§ Exercise objective: Return all of the entries, keeping every word and mark as it is.

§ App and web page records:

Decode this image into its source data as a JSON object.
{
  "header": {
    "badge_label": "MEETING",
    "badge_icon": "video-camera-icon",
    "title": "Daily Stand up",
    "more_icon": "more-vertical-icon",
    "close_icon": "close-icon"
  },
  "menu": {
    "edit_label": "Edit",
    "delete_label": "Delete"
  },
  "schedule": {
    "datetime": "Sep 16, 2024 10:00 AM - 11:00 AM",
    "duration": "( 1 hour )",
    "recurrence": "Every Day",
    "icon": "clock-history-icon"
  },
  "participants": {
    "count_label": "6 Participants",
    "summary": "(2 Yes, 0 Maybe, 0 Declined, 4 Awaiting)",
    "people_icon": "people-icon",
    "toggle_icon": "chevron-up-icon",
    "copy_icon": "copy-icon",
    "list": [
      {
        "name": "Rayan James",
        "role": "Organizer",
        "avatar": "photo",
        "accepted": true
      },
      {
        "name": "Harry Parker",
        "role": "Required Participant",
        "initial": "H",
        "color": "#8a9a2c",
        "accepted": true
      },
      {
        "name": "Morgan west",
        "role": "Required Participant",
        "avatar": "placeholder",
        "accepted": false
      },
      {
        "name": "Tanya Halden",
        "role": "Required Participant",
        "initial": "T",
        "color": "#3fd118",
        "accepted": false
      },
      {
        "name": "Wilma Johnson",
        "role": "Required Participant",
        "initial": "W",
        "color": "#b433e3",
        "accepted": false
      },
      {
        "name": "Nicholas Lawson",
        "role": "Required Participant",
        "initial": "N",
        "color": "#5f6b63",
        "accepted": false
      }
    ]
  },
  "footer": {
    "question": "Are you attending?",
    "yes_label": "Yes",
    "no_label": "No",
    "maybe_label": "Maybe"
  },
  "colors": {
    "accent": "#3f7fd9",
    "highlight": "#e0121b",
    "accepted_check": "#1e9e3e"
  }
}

§ Exercise answer:
Decode this image into its source data as a JSON object.
{
  "header": {
    "badge_label": "MEETING",
    "badge_icon": "video-camera-icon",
    "title": "Daily Stand up",
    "more_icon": "more-vertical-icon",
    "close_icon": "close-icon"
  },
  "menu": {
    "edit_label": "Edit",
    "delete_label": "Delete"
  },
  "schedule": {
    "datetime": "Sep 16, 2024 10:00 AM - 11:00 AM",
    "duration": "( 1 hour )",
    "recurrence": "Every Day",
    "icon": "clock-history-icon"
  },
  "participants": {
    "count_label": "6 Participants",
    "summary": "(2 Yes, 0 Maybe, 0 Declined, 4 Awaiting)",
    "people_icon": "people-icon",
    "toggle_icon": "chevron-up-icon",
    "copy_icon": "copy-icon",
    "list": [
      {
        "name": "Rayan James",
        "role": "Organizer",
        "avatar": "photo",
        "accepted": true
      },
      {
        "name": "Harry Parker",
        "role": "Required Participant",
        "initial": "H",
        "color": "#8a9a2c",
        "accepted": true
      },
      {
        "name": "Morgan west",
        "role": "Required Participant",
        "avatar": "placeholder",
        "accepted": false
      },
      {
        "name": "Tanya Halden",
        "role": "Required Participant",
        "initial": "T",
        "color": "#3fd118",
        "accepted": false
      },
      {
        "name": "Wilma Johnson",
        "role": "Required Participant",
        "initial": "W",
        "color": "#b433e3",
        "accepted": false
      },
      {
        "name": "Nicholas Lawson",
        "role": "Required Participant",
        "initial": "N",
        "color": "#5f6b63",
        "accepted": false
      }
    ]
  },
  "footer": {
    "question": "Are you attending?",
    "yes_label": "Yes",
    "no_label": "No",
    "maybe_label": "Maybe"
  },
  "colors": {
    "accent": "#3f7fd9",
    "highlight": "#e0121b",
    "accepted_check": "#1e9e3e"
  }
}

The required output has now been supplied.